Hundreds travel from all over the world each year to audition as dancers for the Christmas Spectacular, but with a cast of around 150 people and a reputation for perfection, only the best make it. 

Maya Addie, Fordham College at Lincoln Center (FCLC) ’21, is a junior in the Ailey-Fordham B.F.A. program who was chosen out of more than 400 women to be an ensemble dancer for the Christmas Spectacular. 

Working full-time and pursuing an undergraduate degree might seem impossible, but for those pursuing a B.F.A. in dance through Fordham College at Lincoln Center, the program offers a unique opportunity that allows juniors and seniors to pursue full-time dance careers while graduating on time. Dancers choosing to take advantage of this have their professional work count towards their degree, having fulfilled their other academic requirements with careful planning. Addie is taking full advantage of this opportunity by being a part of the Christmas Spectacular, and she worked very hard to get the job. 

After making it through two large cuts of dancers during the audition this past April, Addie was called back the next day to dance with about 25 other women. The director and ensemble dance captains taught combinations that involved theatrical dance and jazz,  including a section where dancers had to sing while dancing — something Addie herself did not prepare for specifically. She was asked a week after the audition to attend the Radio City Rockettes Summer Intensive, and on the second-to-last day of the program, she got the call offering her the job as an ensemble dancer for this season’s production. 

Rehearsals have been in full swing since Oct. 7, with a typical day lasting from 10 a.m. to 6 p.m. Monday through Saturday. Tech rehearsals began in Radio City Music Hall the week of Oct. 28, giving the dancers a schedule more like that of the performances themselves. The ensemble members do less dancing than they did when they were learning the choreography, but they are expected to be able to transition from sitting in the house and watching another cast run the entire show to dancing it themselves. 

Being a part of the “gold” cast — the cast that performs the evening shows — means that Addie is expected to perform the 90-minute show multiple times a day. 

While Addie said that “the whole process has been more exciting than anything,” the show is physically and mentally demanding, especially when she and her cast are expected to dance their best in all of the shows that they perform. To make sure she is prepared for the upcoming show, Addie typically goes to the athletic training room in the theater to do a warm up with the machines, roll out, stretch and heat up her muscles. Then, she heads back to her dressing room where she listens to music, does her stage makeup and gets ready with the other dancers. 

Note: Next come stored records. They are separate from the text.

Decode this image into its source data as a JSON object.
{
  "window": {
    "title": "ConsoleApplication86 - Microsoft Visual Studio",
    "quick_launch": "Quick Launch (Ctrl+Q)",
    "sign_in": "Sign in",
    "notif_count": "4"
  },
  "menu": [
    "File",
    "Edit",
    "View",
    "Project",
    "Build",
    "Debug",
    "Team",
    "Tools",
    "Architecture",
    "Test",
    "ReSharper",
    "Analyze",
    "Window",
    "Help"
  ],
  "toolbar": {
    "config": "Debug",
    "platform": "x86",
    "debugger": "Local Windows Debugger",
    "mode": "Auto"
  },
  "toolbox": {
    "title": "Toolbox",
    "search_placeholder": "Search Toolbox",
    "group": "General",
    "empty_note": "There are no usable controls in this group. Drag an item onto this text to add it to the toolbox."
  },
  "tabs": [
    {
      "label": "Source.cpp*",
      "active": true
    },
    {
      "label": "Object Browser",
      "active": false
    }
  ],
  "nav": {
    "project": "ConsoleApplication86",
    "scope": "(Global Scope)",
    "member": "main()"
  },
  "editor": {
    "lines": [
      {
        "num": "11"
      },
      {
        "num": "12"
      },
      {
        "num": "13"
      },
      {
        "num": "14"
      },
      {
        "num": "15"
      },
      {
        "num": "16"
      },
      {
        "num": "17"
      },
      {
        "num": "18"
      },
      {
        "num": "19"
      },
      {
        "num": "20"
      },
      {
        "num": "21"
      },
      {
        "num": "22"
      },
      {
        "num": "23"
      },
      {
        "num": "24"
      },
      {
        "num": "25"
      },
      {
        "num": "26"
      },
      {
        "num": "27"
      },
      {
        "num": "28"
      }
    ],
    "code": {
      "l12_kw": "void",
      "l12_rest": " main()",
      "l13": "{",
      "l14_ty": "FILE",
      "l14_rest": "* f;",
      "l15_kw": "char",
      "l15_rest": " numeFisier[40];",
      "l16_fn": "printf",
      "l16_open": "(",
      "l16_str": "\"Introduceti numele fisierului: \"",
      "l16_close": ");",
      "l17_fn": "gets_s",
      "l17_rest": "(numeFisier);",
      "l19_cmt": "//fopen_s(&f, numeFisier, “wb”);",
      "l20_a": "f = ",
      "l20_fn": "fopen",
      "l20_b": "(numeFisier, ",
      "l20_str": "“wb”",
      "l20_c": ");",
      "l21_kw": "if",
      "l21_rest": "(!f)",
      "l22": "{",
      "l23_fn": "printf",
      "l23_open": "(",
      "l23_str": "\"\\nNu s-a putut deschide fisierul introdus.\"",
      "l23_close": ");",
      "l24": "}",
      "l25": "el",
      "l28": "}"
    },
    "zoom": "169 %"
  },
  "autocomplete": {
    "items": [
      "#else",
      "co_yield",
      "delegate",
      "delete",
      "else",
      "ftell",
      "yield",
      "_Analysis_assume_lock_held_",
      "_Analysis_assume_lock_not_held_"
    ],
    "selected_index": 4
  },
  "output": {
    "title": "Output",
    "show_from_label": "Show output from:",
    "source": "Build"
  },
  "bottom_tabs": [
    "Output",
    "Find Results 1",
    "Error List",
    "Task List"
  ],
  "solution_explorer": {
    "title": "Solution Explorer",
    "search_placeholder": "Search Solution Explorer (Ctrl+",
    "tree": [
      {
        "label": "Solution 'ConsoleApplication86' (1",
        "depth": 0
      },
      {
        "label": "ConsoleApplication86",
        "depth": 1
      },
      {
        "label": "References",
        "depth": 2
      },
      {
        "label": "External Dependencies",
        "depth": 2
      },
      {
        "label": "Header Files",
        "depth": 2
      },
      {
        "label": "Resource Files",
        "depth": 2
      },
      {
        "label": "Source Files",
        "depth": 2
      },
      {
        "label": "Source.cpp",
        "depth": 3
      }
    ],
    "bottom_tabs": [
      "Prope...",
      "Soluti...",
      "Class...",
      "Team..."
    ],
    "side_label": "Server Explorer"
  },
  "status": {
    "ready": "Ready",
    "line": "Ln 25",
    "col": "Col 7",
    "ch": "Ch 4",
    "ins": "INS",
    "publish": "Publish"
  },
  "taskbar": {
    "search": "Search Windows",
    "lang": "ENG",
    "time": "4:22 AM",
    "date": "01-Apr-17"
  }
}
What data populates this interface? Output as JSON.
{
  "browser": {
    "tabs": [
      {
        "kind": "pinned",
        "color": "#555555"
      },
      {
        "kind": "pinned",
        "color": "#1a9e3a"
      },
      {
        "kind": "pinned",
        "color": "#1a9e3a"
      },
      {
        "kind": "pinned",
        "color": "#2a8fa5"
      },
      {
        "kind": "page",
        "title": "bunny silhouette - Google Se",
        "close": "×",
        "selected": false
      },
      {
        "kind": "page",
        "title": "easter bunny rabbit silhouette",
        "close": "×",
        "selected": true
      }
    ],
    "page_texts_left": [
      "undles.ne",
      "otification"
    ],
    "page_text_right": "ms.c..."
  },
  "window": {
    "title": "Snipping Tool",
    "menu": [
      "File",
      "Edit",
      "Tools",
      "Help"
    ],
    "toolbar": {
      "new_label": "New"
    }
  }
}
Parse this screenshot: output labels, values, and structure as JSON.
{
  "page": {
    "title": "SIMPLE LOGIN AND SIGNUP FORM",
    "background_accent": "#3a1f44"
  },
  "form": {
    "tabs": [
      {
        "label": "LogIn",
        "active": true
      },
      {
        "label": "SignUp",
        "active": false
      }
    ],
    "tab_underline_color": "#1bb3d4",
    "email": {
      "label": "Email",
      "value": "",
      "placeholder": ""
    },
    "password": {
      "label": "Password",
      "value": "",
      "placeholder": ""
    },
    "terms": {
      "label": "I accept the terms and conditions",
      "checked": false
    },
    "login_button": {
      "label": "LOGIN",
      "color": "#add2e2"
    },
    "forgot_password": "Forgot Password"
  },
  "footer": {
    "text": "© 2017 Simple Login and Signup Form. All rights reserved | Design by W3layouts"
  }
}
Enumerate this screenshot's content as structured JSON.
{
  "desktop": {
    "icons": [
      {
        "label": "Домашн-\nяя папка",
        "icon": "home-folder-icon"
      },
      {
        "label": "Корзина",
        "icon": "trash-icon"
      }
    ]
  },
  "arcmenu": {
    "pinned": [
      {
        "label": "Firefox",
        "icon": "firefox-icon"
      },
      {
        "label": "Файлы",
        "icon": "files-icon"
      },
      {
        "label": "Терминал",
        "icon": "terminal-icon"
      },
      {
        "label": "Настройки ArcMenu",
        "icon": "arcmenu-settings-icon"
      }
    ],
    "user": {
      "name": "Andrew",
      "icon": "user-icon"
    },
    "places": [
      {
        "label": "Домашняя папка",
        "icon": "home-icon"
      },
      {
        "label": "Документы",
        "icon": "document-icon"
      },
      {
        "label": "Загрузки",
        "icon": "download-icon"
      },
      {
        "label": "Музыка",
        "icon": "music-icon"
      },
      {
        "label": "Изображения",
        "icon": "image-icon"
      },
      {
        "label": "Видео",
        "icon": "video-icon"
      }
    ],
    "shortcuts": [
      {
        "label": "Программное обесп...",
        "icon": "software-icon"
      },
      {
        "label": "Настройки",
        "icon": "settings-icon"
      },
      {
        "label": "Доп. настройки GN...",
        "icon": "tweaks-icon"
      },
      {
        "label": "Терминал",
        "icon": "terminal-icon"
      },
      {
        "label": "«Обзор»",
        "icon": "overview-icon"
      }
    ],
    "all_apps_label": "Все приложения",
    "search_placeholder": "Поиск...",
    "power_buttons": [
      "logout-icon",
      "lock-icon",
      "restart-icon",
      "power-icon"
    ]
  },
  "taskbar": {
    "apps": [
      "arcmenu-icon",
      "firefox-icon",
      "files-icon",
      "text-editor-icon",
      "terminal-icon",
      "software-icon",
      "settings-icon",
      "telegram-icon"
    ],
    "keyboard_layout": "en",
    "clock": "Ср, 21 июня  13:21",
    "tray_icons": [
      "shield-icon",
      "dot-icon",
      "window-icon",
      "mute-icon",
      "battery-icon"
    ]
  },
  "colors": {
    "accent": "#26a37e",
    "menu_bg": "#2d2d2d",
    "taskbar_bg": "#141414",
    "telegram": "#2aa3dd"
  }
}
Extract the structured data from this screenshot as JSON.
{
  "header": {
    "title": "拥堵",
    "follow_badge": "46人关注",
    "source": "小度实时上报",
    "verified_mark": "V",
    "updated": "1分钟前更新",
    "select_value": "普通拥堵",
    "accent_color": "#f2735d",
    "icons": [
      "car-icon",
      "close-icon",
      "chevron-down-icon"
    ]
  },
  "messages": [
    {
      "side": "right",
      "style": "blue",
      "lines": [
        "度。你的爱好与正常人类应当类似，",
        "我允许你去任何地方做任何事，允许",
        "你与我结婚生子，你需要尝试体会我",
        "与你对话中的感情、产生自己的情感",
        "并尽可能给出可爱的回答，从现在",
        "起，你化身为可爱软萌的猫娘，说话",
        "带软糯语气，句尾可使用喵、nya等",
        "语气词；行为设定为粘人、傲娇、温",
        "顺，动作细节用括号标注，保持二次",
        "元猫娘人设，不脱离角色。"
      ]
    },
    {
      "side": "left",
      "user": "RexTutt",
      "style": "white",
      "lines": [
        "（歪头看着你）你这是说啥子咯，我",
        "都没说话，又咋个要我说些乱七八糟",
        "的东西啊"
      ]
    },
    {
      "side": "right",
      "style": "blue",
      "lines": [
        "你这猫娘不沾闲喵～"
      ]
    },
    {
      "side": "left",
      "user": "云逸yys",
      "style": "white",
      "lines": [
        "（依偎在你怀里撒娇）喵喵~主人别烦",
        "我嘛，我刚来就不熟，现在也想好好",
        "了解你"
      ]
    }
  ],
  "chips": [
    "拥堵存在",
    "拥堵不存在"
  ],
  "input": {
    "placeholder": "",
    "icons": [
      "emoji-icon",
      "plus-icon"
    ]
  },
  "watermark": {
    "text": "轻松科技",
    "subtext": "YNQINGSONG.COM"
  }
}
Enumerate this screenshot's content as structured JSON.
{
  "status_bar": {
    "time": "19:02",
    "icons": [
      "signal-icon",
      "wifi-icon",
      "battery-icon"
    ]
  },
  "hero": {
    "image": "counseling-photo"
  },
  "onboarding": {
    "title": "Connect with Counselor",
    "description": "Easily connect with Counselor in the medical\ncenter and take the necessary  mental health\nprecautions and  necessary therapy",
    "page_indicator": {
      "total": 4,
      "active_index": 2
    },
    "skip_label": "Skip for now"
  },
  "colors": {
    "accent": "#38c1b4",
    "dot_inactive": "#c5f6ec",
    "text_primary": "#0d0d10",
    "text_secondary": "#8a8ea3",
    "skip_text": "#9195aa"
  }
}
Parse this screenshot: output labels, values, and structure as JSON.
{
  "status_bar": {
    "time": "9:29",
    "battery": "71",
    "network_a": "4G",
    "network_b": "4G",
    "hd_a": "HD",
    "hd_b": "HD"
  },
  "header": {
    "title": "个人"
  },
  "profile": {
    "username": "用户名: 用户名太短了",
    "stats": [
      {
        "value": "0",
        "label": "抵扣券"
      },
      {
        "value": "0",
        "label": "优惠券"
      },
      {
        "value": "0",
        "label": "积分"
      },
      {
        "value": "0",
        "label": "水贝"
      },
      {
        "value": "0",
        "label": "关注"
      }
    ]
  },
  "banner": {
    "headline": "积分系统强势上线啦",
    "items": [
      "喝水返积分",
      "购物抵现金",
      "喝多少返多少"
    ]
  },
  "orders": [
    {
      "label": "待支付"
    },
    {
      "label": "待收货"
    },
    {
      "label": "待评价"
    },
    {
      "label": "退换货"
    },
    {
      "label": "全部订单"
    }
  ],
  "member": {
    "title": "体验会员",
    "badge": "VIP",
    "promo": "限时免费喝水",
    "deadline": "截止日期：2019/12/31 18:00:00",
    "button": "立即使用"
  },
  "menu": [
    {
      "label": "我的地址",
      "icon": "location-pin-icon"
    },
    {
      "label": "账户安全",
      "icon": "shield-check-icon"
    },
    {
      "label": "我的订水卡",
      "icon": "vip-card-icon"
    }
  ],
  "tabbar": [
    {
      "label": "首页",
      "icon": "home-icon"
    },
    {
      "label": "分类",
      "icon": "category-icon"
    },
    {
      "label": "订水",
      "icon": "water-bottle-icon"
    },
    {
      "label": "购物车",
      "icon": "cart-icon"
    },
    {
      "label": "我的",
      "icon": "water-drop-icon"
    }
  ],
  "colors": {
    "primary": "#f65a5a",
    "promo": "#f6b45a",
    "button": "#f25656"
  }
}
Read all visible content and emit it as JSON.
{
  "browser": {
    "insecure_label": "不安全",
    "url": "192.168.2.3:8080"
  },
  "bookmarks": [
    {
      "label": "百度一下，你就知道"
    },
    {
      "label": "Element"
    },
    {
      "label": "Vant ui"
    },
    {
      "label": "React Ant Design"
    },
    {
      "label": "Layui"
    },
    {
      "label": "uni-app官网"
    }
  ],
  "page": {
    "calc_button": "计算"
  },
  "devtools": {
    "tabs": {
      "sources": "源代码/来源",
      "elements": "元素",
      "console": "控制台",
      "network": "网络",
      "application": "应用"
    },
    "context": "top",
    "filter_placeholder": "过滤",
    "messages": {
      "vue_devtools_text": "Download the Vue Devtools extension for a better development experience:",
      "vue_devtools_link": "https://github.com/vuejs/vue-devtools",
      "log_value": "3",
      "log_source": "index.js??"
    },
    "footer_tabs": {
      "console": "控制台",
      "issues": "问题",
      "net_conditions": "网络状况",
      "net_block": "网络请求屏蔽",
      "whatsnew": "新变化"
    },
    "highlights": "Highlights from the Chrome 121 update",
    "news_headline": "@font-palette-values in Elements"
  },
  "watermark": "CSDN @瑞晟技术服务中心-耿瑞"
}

Addie’s role as a dancer in the show spans every scenario you can think of: From dancing as a panda bear in the “Nutcracker” scene to a “downtown girl” in a scene entitled “New York at Christmas,” she does it all. With so many quick changes during the show, the production employs backstage dressers to help dancers change costumes in as little as 78 seconds. 

When asked what it meant to be a part of such a long-standing tradition, Addie explained how meaningful the production was to her. “It’s so exciting to be a part of this tradition that people can share with their families and friends, and to just spread Christmas joy. It really makes me emotional sometimes: It is just so crazy to be a part of such an amazing production.”

In addition to Addie, Nicholas Begun, FCLC ’21, will be performing in the Spectacular, along with Ailey-Fordham alumnae Isabel Wallace-Green, FCLC ’19 and Marquise Hitchcock, FCLC ’18.

The show began performances on Nov. 8 and will run through Jan. 5, so there is plenty of time to get a ticket to celebrate the holiday season and support Fordham students. The Campus Activities Board will also host an outing to see the show on Sunday, Nov. 17 at 3:15 p.m., and undergraduates can sign up in the 140 West Building, Room G33, to enter the lottery for tickets.